■ Work to complete: Whenever a line in the records below contains "eerr", pick it out.

■ Supplied records:
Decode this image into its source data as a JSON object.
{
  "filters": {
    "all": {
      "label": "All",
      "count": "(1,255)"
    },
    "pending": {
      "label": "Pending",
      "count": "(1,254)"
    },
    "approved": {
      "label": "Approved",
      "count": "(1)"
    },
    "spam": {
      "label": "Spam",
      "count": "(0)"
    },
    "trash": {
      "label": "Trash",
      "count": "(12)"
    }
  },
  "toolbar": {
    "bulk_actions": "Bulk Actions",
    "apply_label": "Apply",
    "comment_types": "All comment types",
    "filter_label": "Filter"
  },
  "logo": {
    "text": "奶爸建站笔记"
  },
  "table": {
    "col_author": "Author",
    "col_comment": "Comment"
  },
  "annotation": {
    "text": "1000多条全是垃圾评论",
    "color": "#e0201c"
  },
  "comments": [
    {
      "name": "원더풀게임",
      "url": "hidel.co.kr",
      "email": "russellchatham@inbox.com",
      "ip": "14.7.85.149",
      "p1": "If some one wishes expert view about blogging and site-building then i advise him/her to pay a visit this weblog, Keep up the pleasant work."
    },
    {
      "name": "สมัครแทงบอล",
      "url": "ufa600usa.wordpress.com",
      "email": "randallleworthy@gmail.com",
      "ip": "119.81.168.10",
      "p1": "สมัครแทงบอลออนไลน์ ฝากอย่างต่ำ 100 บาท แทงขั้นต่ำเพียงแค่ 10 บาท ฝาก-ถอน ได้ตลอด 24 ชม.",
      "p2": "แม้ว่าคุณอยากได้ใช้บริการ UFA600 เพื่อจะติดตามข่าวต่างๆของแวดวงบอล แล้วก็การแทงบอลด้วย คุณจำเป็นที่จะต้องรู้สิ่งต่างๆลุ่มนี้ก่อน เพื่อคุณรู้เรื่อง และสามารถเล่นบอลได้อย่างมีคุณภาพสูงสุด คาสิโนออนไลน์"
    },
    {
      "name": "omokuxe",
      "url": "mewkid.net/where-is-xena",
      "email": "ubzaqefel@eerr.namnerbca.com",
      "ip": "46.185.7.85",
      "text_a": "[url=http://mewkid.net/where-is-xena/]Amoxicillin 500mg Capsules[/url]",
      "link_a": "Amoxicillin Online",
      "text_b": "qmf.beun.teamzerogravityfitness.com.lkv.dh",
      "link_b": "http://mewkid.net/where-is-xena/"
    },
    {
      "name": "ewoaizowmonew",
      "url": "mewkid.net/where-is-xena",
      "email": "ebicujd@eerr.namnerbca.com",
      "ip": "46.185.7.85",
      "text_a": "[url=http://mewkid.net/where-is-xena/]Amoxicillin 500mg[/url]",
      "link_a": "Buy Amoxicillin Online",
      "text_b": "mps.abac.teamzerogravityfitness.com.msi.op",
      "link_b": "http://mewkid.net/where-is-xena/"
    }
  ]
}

■ Your response:
      "email": "ubzaqefel@eerr.namnerbca.com",
      "email": "ebicujd@eerr.namnerbca.com",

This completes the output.